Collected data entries
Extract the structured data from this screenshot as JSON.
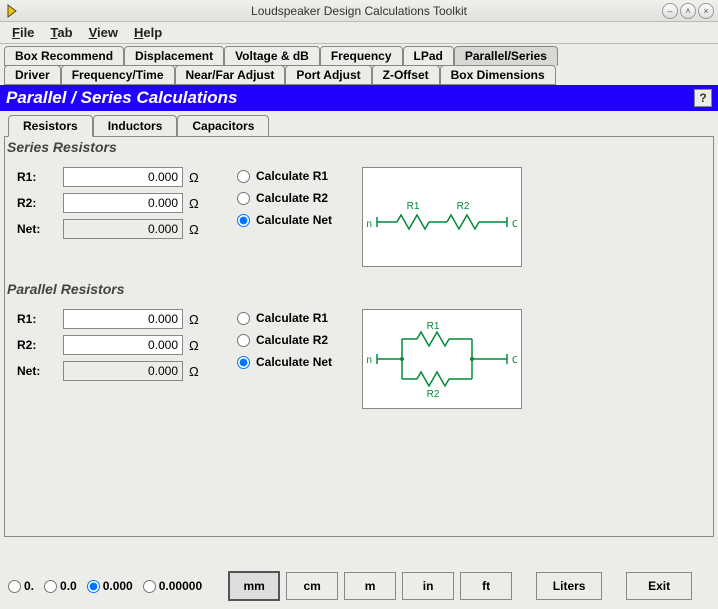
{
  "window": {
    "title": "Loudspeaker Design Calculations Toolkit"
  },
  "menu": {
    "file": "File",
    "tab": "Tab",
    "view": "View",
    "help": "Help"
  },
  "tabs_row1": [
    "Box Recommend",
    "Displacement",
    "Voltage & dB",
    "Frequency",
    "LPad",
    "Parallel/Series"
  ],
  "tabs_row1_active": 5,
  "tabs_row2": [
    "Driver",
    "Frequency/Time",
    "Near/Far Adjust",
    "Port Adjust",
    "Z-Offset",
    "Box Dimensions"
  ],
  "panel_title": "Parallel / Series Calculations",
  "help_label": "?",
  "subtabs": [
    "Resistors",
    "Inductors",
    "Capacitors"
  ],
  "subtabs_active": 0,
  "series": {
    "header": "Series Resistors",
    "r1_label": "R1:",
    "r1_value": "0.000",
    "r2_label": "R2:",
    "r2_value": "0.000",
    "net_label": "Net:",
    "net_value": "0.000",
    "unit": "Ω",
    "opt_r1": "Calculate R1",
    "opt_r2": "Calculate R2",
    "opt_net": "Calculate Net",
    "selected": "net",
    "diag": {
      "in": "In",
      "out": "Out",
      "r1": "R1",
      "r2": "R2"
    }
  },
  "parallel": {
    "header": "Parallel Resistors",
    "r1_label": "R1:",
    "r1_value": "0.000",
    "r2_label": "R2:",
    "r2_value": "0.000",
    "net_label": "Net:",
    "net_value": "0.000",
    "unit": "Ω",
    "opt_r1": "Calculate R1",
    "opt_r2": "Calculate R2",
    "opt_net": "Calculate Net",
    "selected": "net",
    "diag": {
      "in": "In",
      "out": "Out",
      "r1": "R1",
      "r2": "R2"
    }
  },
  "precision": {
    "opts": [
      "0.",
      "0.0",
      "0.000",
      "0.00000"
    ],
    "selected": 2
  },
  "units": {
    "opts": [
      "mm",
      "cm",
      "m",
      "in",
      "ft"
    ],
    "selected": 0,
    "liters": "Liters",
    "exit": "Exit"
  }
}
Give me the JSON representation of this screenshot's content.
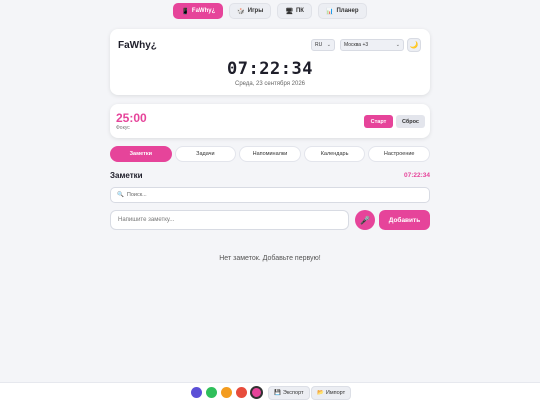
{
  "nav": {
    "items": [
      {
        "icon": "📱",
        "label": "FaWhy¿",
        "active": true
      },
      {
        "icon": "🎲",
        "label": "Игры",
        "active": false
      },
      {
        "icon": "🖥",
        "label": "ПК",
        "active": false
      },
      {
        "icon": "📊",
        "label": "Планер",
        "active": false
      }
    ]
  },
  "clock_card": {
    "brand": "FaWhy¿",
    "language": "RU",
    "timezone": "Москва +3",
    "theme_icon": "🌙",
    "time": "07:22:34",
    "date": "Среда, 23 сентября 2026"
  },
  "timer_card": {
    "time": "25:00",
    "mode": "Фокус",
    "start_label": "Старт",
    "reset_label": "Сброс"
  },
  "tabs": [
    "Заметки",
    "Задачи",
    "Напоминалки",
    "Календарь",
    "Настроение"
  ],
  "notes": {
    "title": "Заметки",
    "time": "07:22:34",
    "search_icon": "🔍",
    "search_placeholder": "Поиск...",
    "input_placeholder": "Напишите заметку...",
    "mic_icon": "🎤",
    "add_label": "Добавить",
    "empty_text": "Нет заметок. Добавьте первую!"
  },
  "footer": {
    "colors": [
      "#5b4fd6",
      "#2fbf5b",
      "#f39c1f",
      "#e74c3c",
      "#e6449a"
    ],
    "export_icon": "💾",
    "export_label": "Экспорт",
    "import_icon": "📂",
    "import_label": "Импорт"
  },
  "accent": "#e6449a"
}
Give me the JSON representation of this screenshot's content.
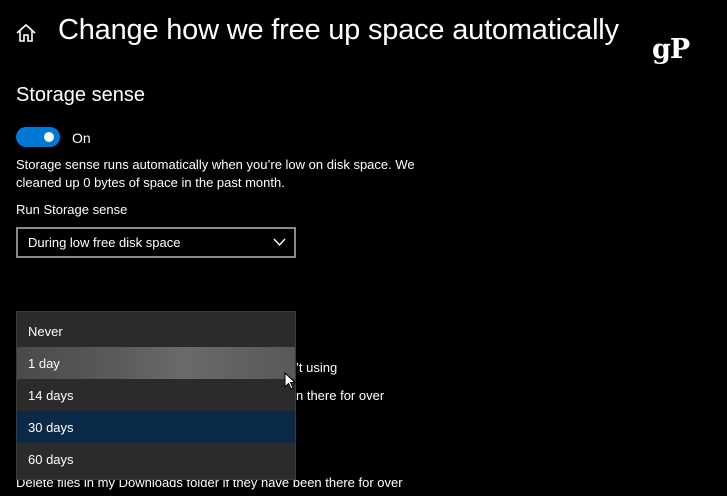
{
  "header": {
    "title": "Change how we free up space automatically",
    "logo_text": "gP"
  },
  "storage_sense": {
    "section_title": "Storage sense",
    "toggle_state": "On",
    "description": "Storage sense runs automatically when you’re low on disk space. We cleaned up 0 bytes of space in the past month.",
    "run_label": "Run Storage sense",
    "run_value": "During low free disk space"
  },
  "background_text": {
    "line1": "’t using",
    "line2": "n there for over",
    "line3": "Delete files in my Downloads folder if they have been there for over"
  },
  "dropdown": {
    "options": [
      "Never",
      "1 day",
      "14 days",
      "30 days",
      "60 days"
    ],
    "hovered_index": 1,
    "selected_index": 3
  },
  "colors": {
    "accent": "#0078d7",
    "background": "#000000",
    "dropdown_bg": "#2b2b2b",
    "selected_bg": "#0a2a47"
  }
}
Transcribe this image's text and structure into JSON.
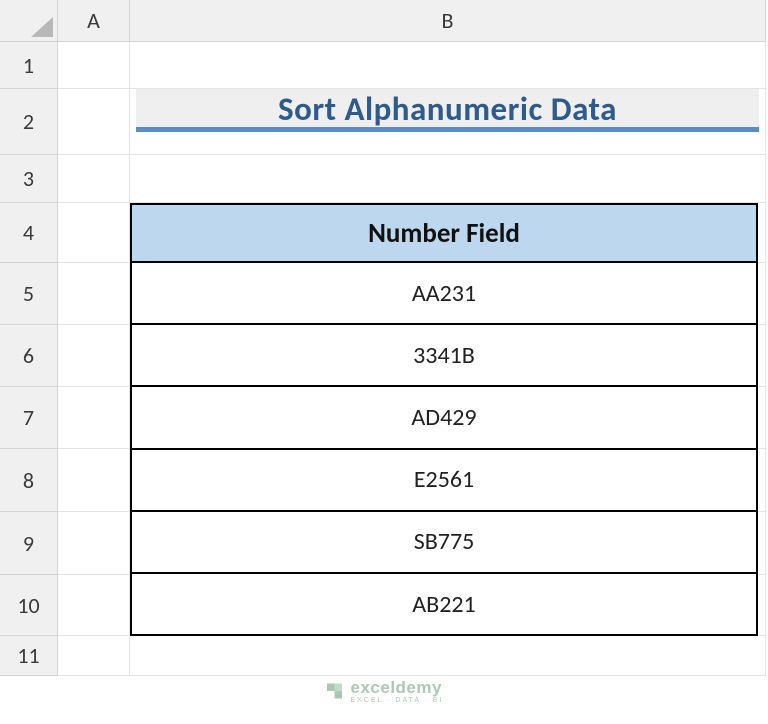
{
  "columns": [
    "A",
    "B"
  ],
  "rows": [
    "1",
    "2",
    "3",
    "4",
    "5",
    "6",
    "7",
    "8",
    "9",
    "10",
    "11"
  ],
  "title": "Sort Alphanumeric Data",
  "table": {
    "header": "Number Field",
    "data": [
      "AA231",
      "3341B",
      "AD429",
      "E2561",
      "SB775",
      "AB221"
    ]
  },
  "chart_data": {
    "type": "table",
    "title": "Sort Alphanumeric Data",
    "columns": [
      "Number Field"
    ],
    "rows": [
      [
        "AA231"
      ],
      [
        "3341B"
      ],
      [
        "AD429"
      ],
      [
        "E2561"
      ],
      [
        "SB775"
      ],
      [
        "AB221"
      ]
    ]
  },
  "watermark": {
    "brand": "exceldemy",
    "tagline": "EXCEL · DATA · BI"
  }
}
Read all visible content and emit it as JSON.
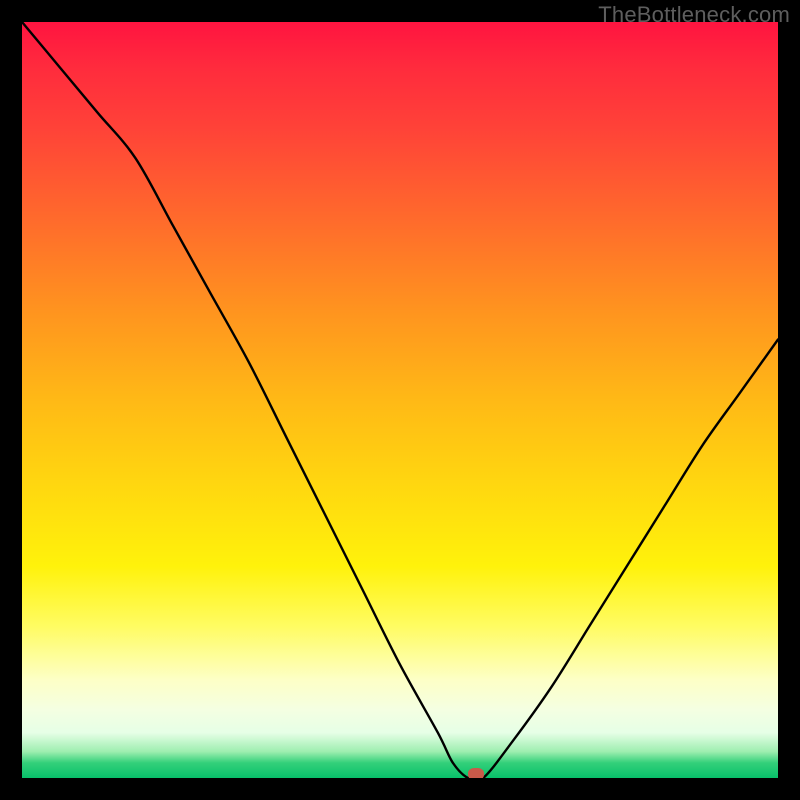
{
  "watermark": "TheBottleneck.com",
  "chart_data": {
    "type": "line",
    "title": "",
    "xlabel": "",
    "ylabel": "",
    "xlim": [
      0,
      100
    ],
    "ylim": [
      0,
      100
    ],
    "grid": false,
    "legend": false,
    "background": {
      "type": "vertical-gradient",
      "stops": [
        {
          "pos": 0,
          "color": "#ff1440"
        },
        {
          "pos": 26,
          "color": "#ff6a2c"
        },
        {
          "pos": 50,
          "color": "#ffb916"
        },
        {
          "pos": 72,
          "color": "#fff20b"
        },
        {
          "pos": 91,
          "color": "#f4ffe2"
        },
        {
          "pos": 100,
          "color": "#08c06a"
        }
      ]
    },
    "series": [
      {
        "name": "bottleneck-curve",
        "color": "#000000",
        "x": [
          0,
          5,
          10,
          15,
          20,
          25,
          30,
          35,
          40,
          45,
          50,
          55,
          57,
          59,
          61,
          65,
          70,
          75,
          80,
          85,
          90,
          95,
          100
        ],
        "y": [
          100,
          94,
          88,
          82,
          73,
          64,
          55,
          45,
          35,
          25,
          15,
          6,
          2,
          0,
          0,
          5,
          12,
          20,
          28,
          36,
          44,
          51,
          58
        ]
      }
    ],
    "markers": [
      {
        "name": "optimal-point",
        "x": 60,
        "y": 0,
        "color": "#c85a4a"
      }
    ]
  }
}
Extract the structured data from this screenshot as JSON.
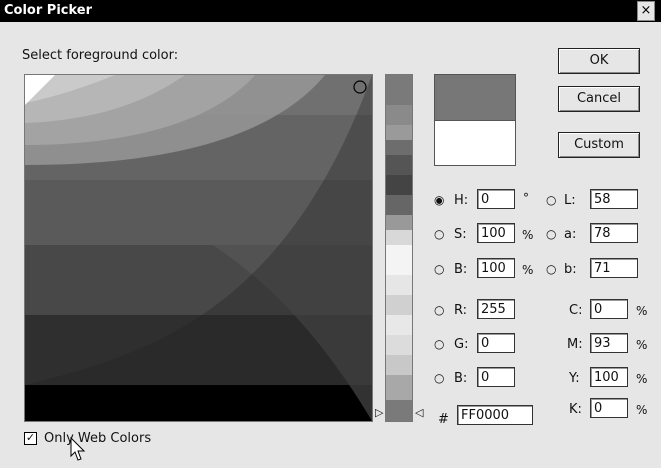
{
  "window": {
    "title": "Color Picker",
    "close_glyph": "×"
  },
  "prompt": "Select foreground color:",
  "buttons": {
    "ok": "OK",
    "cancel": "Cancel",
    "custom": "Custom"
  },
  "hsb": [
    {
      "label": "H:",
      "value": "0",
      "unit": "°",
      "selected": true
    },
    {
      "label": "S:",
      "value": "100",
      "unit": "%",
      "selected": false
    },
    {
      "label": "B:",
      "value": "100",
      "unit": "%",
      "selected": false
    }
  ],
  "lab": [
    {
      "label": "L:",
      "value": "58"
    },
    {
      "label": "a:",
      "value": "78"
    },
    {
      "label": "b:",
      "value": "71"
    }
  ],
  "rgb": [
    {
      "label": "R:",
      "value": "255"
    },
    {
      "label": "G:",
      "value": "0"
    },
    {
      "label": "B:",
      "value": "0"
    }
  ],
  "cmyk": [
    {
      "label": "C:",
      "value": "0",
      "unit": "%"
    },
    {
      "label": "M:",
      "value": "93",
      "unit": "%"
    },
    {
      "label": "Y:",
      "value": "100",
      "unit": "%"
    },
    {
      "label": "K:",
      "value": "0",
      "unit": "%"
    }
  ],
  "hex": {
    "label": "#",
    "value": "FF0000"
  },
  "web_colors": {
    "label": "Only Web Colors",
    "checked": true
  },
  "icons": {
    "radio_on": "◉",
    "radio_off": "○",
    "check": "✓",
    "slider_left": "▷",
    "slider_right": "◁"
  }
}
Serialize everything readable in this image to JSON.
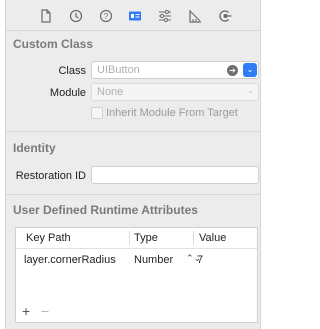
{
  "toolbar": {
    "icons": [
      "file-inspector-icon",
      "history-icon",
      "help-icon",
      "identity-inspector-icon",
      "attributes-inspector-icon",
      "size-inspector-icon",
      "connections-inspector-icon"
    ],
    "selected": "identity-inspector-icon",
    "accent": "#2f7cf6"
  },
  "custom_class": {
    "title": "Custom Class",
    "class_label": "Class",
    "class_placeholder": "UIButton",
    "module_label": "Module",
    "module_placeholder": "None",
    "inherit_label": "Inherit Module From Target"
  },
  "identity": {
    "title": "Identity",
    "restoration_label": "Restoration ID",
    "restoration_value": ""
  },
  "runtime_attributes": {
    "title": "User Defined Runtime Attributes",
    "columns": [
      "Key Path",
      "Type",
      "Value"
    ],
    "rows": [
      {
        "key_path": "layer.cornerRadius",
        "type": "Number",
        "value": "7"
      }
    ],
    "add_label": "+",
    "remove_label": "−"
  }
}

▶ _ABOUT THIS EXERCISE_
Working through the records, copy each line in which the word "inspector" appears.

▶ _WRITTEN SOLUTION_
      "file-inspector-icon",
      "identity-inspector-icon",
      "attributes-inspector-icon",
      "size-inspector-icon",
      "connections-inspector-icon"
    "selected": "identity-inspector-icon",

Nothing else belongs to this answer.